Lets say you want to configure SW1 interface Ge-0/0/23 as a trunk interface with the native vlan 999 and only permit the VLAN’s PC_East and Voice_East on the trunk, the command you would use is set interfaces ge-0/0/23.0 family ethernet-switching port-mode trunk native-vlan-id 999 vlan members [PC_East Voice_East]
Now that you know how to configure the trunk interfaces you must be able to verify the configuration. For verification you’ll need to know two commands. The first command is show ethernet-switching interface ge-0/0/23 detail which displays the port mode of the interface as well as which VLAN’s are permitted on the interface.
The second command you will need to know is show ethernet-switching interfaces which displays a general summary of all ethernet-switching interfaces along with their interface state, VLAN members, tags and STP state. The following terminal window is an example of both commands being executed;

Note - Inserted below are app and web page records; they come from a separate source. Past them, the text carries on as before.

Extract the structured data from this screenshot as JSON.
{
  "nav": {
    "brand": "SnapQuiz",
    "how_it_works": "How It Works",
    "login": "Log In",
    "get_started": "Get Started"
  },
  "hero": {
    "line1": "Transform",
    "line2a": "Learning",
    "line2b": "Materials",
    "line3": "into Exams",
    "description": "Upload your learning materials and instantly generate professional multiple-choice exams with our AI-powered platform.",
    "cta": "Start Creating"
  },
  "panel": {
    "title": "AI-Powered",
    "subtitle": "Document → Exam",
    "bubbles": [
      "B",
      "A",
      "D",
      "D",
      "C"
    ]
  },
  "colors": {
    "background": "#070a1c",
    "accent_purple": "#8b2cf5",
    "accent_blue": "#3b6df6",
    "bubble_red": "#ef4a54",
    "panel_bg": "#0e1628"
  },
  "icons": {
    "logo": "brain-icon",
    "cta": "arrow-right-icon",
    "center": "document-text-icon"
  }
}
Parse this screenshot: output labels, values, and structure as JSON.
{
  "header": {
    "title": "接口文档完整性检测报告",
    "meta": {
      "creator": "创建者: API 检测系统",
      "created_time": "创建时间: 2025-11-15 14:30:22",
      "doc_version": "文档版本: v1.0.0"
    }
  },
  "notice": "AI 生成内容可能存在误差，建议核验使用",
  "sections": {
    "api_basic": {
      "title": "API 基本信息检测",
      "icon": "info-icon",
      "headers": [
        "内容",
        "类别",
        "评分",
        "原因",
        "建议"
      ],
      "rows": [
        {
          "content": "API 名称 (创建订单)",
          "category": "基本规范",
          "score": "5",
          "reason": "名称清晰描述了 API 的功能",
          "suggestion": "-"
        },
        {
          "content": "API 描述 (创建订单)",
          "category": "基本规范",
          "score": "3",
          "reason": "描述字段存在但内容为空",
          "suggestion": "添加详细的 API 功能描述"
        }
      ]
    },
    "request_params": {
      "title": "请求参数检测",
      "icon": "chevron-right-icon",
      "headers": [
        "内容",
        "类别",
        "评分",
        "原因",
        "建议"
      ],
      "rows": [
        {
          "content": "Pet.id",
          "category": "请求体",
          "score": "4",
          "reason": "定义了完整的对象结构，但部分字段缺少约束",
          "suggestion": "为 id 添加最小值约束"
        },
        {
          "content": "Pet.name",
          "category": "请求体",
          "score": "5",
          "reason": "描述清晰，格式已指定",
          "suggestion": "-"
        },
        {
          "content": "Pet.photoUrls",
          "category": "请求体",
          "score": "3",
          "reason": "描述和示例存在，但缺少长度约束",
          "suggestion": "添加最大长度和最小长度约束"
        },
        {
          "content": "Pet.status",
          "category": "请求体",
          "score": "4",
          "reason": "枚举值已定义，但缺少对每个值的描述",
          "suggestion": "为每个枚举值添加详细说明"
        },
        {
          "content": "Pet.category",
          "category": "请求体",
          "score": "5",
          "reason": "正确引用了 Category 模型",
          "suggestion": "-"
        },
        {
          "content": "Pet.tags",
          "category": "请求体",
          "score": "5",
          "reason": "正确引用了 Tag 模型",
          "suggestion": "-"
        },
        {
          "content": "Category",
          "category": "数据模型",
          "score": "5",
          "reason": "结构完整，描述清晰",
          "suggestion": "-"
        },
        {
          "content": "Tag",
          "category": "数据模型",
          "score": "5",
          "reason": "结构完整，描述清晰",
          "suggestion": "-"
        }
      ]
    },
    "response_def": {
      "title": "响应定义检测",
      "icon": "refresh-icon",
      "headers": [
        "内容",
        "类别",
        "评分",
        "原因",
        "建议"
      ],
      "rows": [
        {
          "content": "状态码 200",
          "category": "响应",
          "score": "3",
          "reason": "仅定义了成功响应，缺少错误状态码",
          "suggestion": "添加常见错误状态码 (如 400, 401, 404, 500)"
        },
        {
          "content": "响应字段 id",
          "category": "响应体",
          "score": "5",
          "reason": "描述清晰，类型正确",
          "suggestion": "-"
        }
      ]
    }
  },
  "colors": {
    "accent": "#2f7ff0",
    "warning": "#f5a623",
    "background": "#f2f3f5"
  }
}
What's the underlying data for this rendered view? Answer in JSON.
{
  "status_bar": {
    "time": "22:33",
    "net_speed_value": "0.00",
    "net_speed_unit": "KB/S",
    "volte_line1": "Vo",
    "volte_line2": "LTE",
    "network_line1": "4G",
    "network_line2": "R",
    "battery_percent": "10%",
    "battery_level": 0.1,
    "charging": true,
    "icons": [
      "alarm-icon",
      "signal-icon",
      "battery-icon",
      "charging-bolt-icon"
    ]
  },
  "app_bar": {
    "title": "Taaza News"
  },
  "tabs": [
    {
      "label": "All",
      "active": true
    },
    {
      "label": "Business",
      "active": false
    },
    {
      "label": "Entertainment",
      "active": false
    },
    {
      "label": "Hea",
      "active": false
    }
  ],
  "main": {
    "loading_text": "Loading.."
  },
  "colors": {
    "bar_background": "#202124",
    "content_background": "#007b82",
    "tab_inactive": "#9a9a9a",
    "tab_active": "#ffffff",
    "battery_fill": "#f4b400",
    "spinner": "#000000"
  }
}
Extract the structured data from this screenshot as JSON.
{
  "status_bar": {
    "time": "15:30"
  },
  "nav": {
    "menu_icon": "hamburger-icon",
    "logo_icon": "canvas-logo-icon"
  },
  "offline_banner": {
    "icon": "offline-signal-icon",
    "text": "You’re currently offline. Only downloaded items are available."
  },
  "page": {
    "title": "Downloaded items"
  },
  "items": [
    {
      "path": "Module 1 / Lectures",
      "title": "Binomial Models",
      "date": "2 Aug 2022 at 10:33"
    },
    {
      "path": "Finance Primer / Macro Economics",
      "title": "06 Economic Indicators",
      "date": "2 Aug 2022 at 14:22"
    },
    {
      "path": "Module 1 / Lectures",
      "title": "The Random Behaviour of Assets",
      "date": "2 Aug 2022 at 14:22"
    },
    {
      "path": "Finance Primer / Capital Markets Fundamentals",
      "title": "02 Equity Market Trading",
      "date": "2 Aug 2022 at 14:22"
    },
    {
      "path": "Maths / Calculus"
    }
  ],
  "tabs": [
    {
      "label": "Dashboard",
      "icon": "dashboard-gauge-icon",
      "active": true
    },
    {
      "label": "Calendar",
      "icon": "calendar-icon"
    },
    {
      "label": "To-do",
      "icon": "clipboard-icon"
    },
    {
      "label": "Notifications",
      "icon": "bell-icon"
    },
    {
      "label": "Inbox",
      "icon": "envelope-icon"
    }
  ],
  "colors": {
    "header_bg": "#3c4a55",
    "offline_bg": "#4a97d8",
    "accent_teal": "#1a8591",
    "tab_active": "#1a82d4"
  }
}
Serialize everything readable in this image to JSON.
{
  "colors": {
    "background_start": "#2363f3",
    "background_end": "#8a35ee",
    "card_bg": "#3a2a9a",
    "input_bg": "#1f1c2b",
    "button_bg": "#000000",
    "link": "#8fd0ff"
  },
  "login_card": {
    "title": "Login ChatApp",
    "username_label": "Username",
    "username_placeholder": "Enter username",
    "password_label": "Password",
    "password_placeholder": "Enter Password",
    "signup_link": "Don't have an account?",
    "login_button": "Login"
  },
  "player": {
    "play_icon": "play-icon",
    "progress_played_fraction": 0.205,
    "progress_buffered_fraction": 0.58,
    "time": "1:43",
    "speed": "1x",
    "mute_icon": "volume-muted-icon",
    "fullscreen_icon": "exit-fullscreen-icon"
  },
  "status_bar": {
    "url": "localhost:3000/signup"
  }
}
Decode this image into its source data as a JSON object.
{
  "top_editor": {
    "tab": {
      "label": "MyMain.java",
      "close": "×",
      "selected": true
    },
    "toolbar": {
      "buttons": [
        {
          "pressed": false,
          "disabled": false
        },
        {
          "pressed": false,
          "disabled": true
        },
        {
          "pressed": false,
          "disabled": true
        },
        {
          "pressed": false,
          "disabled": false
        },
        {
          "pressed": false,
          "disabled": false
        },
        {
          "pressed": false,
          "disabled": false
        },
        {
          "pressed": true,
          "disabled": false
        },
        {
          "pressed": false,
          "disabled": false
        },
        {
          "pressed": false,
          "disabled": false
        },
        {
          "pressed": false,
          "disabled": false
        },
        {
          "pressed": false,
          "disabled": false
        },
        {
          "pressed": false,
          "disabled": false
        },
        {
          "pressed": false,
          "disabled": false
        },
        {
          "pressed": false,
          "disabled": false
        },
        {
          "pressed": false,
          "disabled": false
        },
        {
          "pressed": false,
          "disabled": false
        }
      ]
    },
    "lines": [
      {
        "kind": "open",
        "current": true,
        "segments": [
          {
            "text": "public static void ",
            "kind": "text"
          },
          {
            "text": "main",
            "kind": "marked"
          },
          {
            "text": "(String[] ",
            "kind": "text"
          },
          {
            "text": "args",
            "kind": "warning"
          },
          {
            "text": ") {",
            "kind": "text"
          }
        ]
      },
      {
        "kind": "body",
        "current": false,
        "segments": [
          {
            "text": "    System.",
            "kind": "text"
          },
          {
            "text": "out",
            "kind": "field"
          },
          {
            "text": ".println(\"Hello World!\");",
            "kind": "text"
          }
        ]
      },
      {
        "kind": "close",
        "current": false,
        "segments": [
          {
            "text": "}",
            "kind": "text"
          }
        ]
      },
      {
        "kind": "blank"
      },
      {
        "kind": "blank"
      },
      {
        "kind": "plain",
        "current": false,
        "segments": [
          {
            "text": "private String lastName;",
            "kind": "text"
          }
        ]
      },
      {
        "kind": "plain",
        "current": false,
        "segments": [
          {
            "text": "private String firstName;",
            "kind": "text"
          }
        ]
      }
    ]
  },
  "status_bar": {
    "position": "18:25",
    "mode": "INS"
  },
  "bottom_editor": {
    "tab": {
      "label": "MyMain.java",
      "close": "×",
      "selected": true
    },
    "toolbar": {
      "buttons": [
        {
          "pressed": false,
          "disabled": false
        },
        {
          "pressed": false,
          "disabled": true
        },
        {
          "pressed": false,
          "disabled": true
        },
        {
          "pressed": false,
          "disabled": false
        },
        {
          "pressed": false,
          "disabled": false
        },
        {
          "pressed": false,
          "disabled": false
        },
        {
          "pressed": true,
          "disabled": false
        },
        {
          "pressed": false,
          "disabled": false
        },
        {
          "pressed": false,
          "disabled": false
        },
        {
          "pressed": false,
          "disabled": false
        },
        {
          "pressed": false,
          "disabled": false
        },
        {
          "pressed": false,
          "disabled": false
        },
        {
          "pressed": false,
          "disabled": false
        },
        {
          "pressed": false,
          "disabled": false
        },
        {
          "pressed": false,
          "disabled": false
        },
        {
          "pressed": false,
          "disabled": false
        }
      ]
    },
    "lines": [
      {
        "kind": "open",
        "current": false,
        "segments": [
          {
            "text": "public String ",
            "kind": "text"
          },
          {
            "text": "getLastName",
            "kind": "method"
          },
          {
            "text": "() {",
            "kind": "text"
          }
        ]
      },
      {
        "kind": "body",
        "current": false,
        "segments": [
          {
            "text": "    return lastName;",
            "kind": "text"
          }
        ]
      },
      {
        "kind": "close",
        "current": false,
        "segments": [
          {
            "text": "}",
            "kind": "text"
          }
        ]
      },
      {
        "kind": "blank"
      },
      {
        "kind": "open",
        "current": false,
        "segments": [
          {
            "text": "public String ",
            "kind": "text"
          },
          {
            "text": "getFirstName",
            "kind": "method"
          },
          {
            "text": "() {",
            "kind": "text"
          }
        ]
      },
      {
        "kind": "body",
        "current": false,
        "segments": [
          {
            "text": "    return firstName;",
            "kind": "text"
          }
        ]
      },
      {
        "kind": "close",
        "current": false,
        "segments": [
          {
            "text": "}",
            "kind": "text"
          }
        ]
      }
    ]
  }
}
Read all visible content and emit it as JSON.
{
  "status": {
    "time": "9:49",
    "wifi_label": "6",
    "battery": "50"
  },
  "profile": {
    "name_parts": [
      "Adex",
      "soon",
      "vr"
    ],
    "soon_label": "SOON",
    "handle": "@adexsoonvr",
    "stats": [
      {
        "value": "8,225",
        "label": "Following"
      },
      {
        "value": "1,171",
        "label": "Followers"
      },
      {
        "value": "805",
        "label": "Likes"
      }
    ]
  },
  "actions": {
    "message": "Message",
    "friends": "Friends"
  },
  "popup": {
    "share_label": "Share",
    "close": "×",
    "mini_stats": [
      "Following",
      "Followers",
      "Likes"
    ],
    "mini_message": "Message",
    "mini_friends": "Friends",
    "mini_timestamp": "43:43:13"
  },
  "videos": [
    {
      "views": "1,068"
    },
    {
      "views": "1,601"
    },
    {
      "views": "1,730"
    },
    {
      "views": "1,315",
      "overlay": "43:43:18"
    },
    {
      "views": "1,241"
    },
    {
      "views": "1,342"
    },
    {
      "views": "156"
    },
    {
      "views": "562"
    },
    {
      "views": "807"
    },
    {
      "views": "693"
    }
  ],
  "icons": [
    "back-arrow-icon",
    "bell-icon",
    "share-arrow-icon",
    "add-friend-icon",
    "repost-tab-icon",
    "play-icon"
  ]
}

root@SW1> show ethernet-switching interfaces ge-0/0/23 detail Interface: ge-0/0/23.0, Index: 91, State: up, Port mode: Trunk Ether type for the interface: 0x8100 VLAN membership: Marketing, 802.1Q Tag: 11, tagged, msti-id: 0, unblocked Sales, 802.1Q Tag: 10, tagged, msti-id: 0, unblocked Number of MACs learned on IFL: 0 root@SW1> root@SW1> show ethernet-switching interfaces Interface State VLAN members Tag Tagging Blocking ge-0/0/0.0 down Sales 10 untagged blocked by STP ge-0/0/1.0 down Marketing 11 untagged blocked by STP ge-0/0/2.0 down default untagged blocked by STP ge-0/0/3.0 down default untagged blocked by STP ge-0/0/4.0 down default untagged blocked by STP ge-0/0/5.0 down default untagged blocked by STP ge-0/0/6.0 down default untagged blocked by STP ge-0/0/7.0 down default untagged blocked by STP ge-0/0/8.0 down default untagged blocked by STP ge-0/0/9.0 down default untagged blocked by STP ge-0/0/10.0 down default untagged blocked by STP ge-0/0/11.0 down default untagged blocked by STP ge-0/0/12.0 down default untagged blocked by STP ge-0/0/13.0 down default untagged blocked by STP ge-0/0/14.0 down default untagged blocked by STP ge-0/0/15.0 down default untagged blocked by STP ge-0/0/16.0 down default untagged blocked by STP ge-0/0/17.0 down default untagged blocked by STP ge-0/0/18.0 up default untagged unblocked ge-0/0/19.0 up default untagged unblocked ge-0/0/20.0 up default untagged unblocked ge-0/0/21.0 up default untagged unblocked ge-0/0/22.0 up default untagged unblocked ge-0/0/23.0 up Marketing 11 tagged unblocked Sales 10 tagged unblocked root@SW1>
The following physical topology is used in all labs found throughout section 4 of the Junos JNCIA Workbook.
Prior to attempting this lab you must load the following initial configurations onto their respective devices. Failure to do so may result in major frustration and you may be unable to verify the lab.
Prior to attempting this lab you’ll need to zeroize R1. This lab can be performed on the following devices; J Series Router(s), EX Series Switch(s) or SRX platforms. This device can also be a vSRX Firefly.
You need to establish a console session to R1 and log into the device using the root account or a user account with super-user privileges.
To complete this lab you will perform the following objectives;
It is recommended that you attempt to complete these lab objectives the first time without looking at the Lab Instruction section.
If you are a student preparing for the Juniper JNCIA Certification Exam than you are more likely to remember how to complete these objectives if you attempt to complete them the first time on your own with the use of the core knowledge section found in this lab. You should only resort to the Lab Instruction section to verify your work.